The event does not begin until November 21 and whoever qualifies for the eight man field is still very much a matter of conjecture although last year’s champion Nikolay Davydenko and runner-up Juan Martin Del Potro will find the going tough after missing a large chunk of the competitive year including the French Open because of long term wrist problems.
“Last year’s finals, and the atmosphere created at the 02, exceeded all out expectations and was one of the great successes of tennis in recent years,” said Adam Helfant, executive chairman of the ATP World Tour. “We have taken last year’s tournament, tried to fine a tune a few things, and hopefully it will be even better this time around.”
The event, almost a sell-out last year with 256,000 tickets sold for the 15 sessions across eight days, has an initial five year stay in London which could be extended. With the United Kingdom still gripped in the credit-crunch, finance has been noted and the cheapest entry is a very amenable £20 with half-price tickets available for those under 16 years of age.
Matches will also start earlier in an attempt to avoid the problems confronted by those traveling on the London Underground and faced with the prospect of missing the last tube train home.

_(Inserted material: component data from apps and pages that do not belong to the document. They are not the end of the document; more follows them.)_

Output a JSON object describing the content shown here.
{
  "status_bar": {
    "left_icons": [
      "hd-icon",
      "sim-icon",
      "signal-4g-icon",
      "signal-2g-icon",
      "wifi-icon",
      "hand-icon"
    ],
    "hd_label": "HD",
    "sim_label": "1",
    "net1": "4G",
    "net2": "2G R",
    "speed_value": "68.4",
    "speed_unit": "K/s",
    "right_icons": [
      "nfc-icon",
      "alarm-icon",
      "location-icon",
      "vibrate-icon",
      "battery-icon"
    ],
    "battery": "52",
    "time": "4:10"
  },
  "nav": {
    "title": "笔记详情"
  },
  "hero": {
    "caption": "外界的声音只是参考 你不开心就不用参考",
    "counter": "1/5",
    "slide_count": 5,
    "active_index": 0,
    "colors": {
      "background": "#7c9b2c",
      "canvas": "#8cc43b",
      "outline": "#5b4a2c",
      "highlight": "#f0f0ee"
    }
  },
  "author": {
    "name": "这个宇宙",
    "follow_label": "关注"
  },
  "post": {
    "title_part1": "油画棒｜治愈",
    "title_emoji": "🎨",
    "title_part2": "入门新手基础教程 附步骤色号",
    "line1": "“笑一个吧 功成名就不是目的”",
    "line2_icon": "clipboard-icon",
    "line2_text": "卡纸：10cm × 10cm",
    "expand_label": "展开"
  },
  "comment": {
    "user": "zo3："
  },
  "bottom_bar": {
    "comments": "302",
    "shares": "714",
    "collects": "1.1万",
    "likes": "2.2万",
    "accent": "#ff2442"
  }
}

Once again a doubles match will precede the singles main event during the initial round robin phase but the evening singles will start 45 minutes earlier at 8pm. “This is in line with other major sporting events in London such as Champions’ League soccer and should avert any of the problems for ticketholders last year,” said Helfant.
What was the most embarrassing and easily avoidable sight in tennis last year? Top of the list must be the farcical scenes at the Barclays ATP World Tour Finals last year, when confusion reigned at the end of the final match in one of the four-man round-robin groups when Juan Martin del Potro and the sell-out crowd were kept waiting several minutes before it was announced that the Argentine, thanks to his victory over Roger Federer, had qualified for the semi-finals at the expense of Andy Murray.

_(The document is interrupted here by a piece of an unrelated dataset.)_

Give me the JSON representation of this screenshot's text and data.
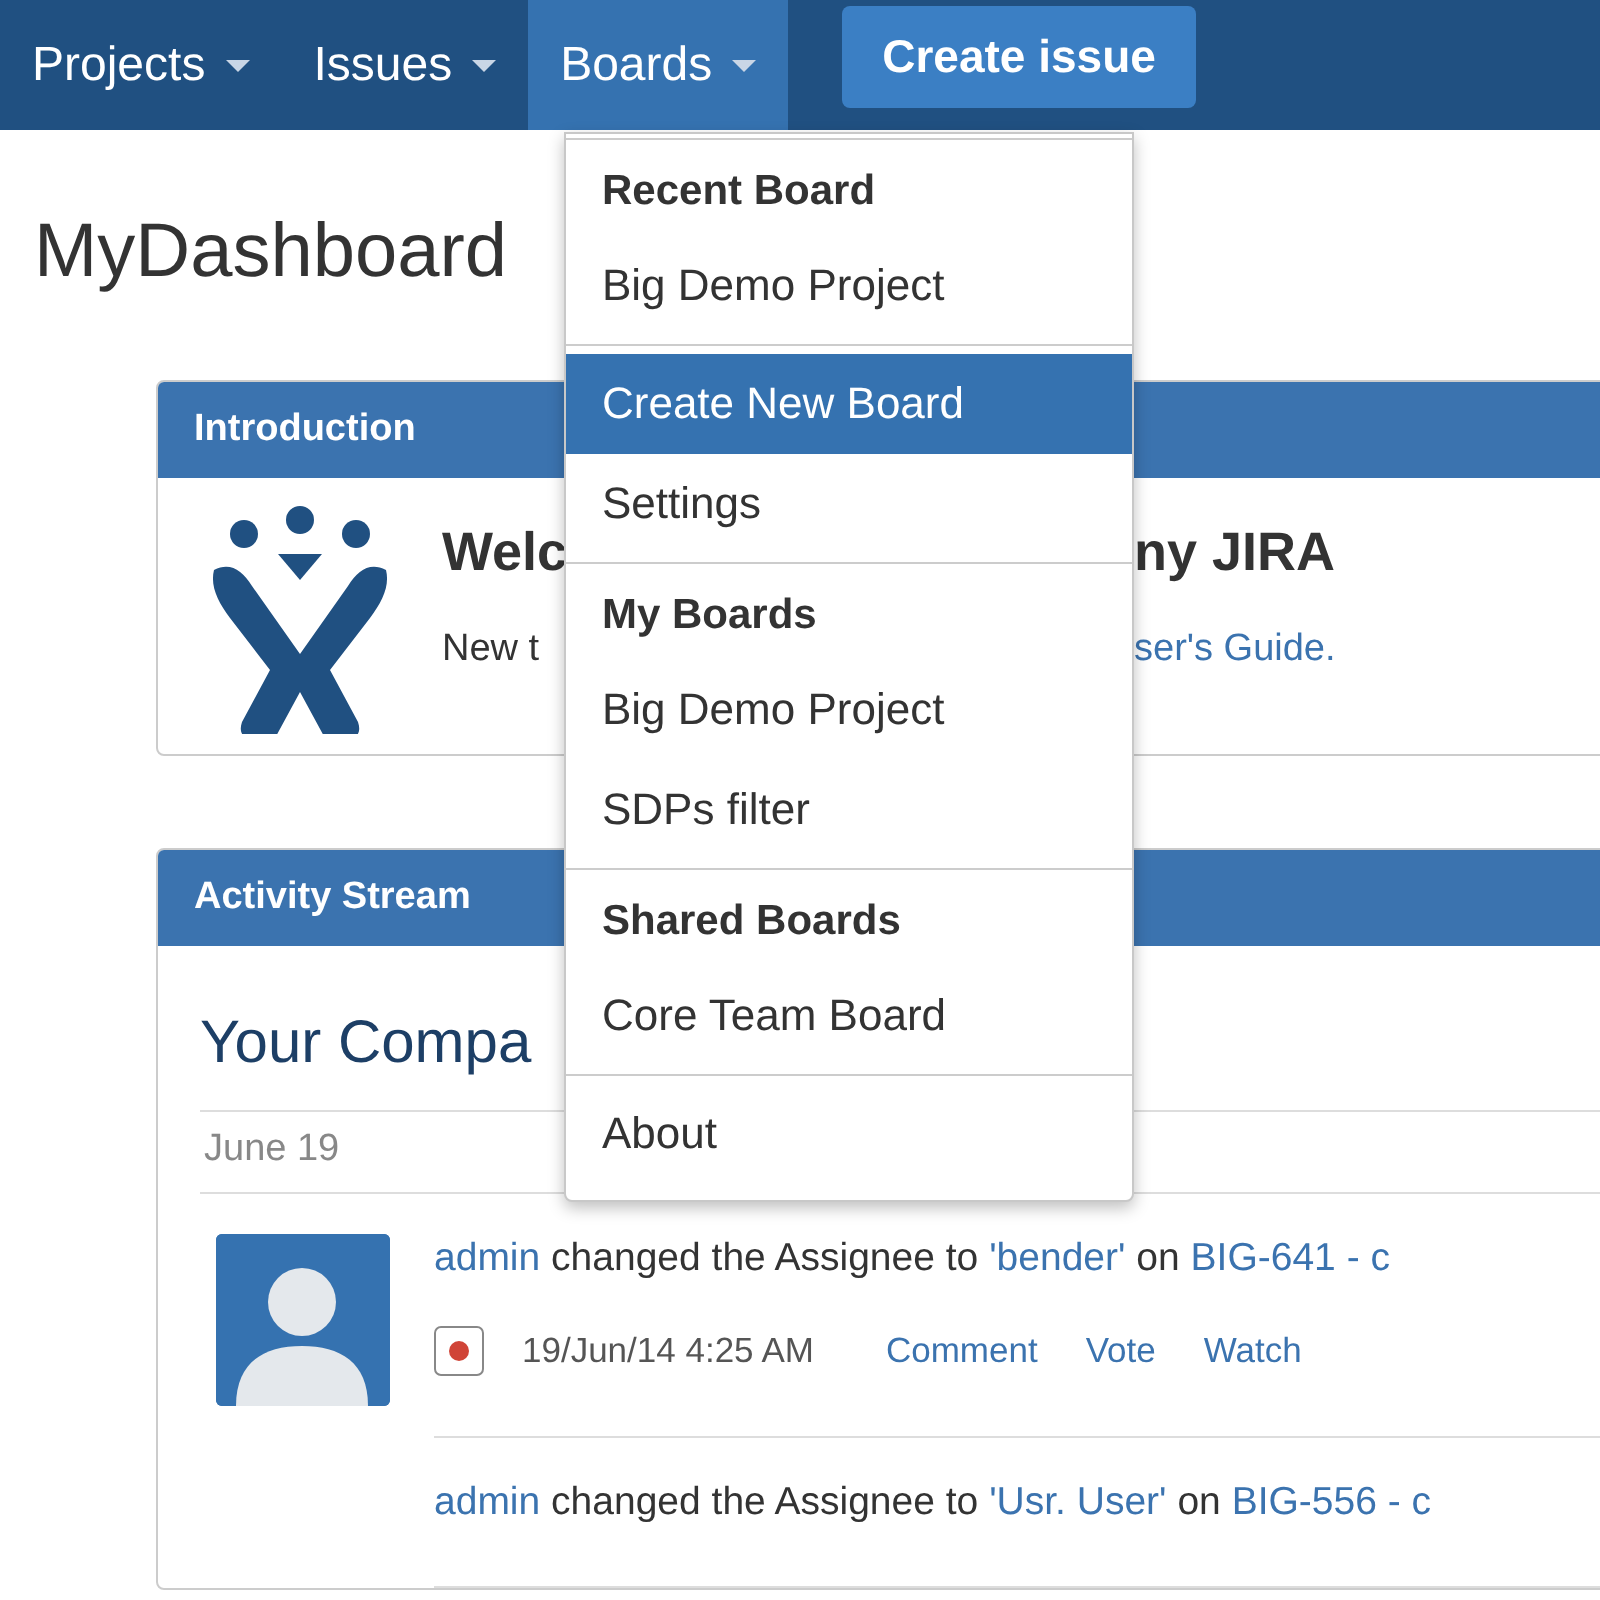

Such was the utter confusion over the qualification system that Del Potro did not find out for certain that he was still in the competition for 25 minutes and spent some of his time indulging in a knock-up with supporter and friend, Argentina football star Carlos Tevez.
Murray, who was watching from elsewhere, posted on his Twitter page: "Anyone know what's going on?"
The humiliating and frustrating mathematical glitch which some feel was the responsibility of ATP’s Executive Vice President and Administrator of Regulations Gayle Bradshaw and others apportion to Senior Manager of Supervisors Tom Barnes, meant that most spectators even left without knowing the outcome.
Official explanations maintained occurred in such a tight mathematical situation, successful qualifiers had to be confirmed off-court by the ATP supervisor, who also had to be on court during play.
The Barclays ATP World Tour Finals managing director, Chris Kermode, does not expect a repeat when the tournament returns. “The information will be on screen now,” he explained.
“There was bit of a misconception that last year we didn't know who the player was that got through. Actually we did know but there was a process to follow. The structure of how that decision is made has been changed now.
“What that situation showed was that we need to tell our story better to the fans who are in the arena in terms of how the round robin system works and the relevance of each match, which we will do this year.”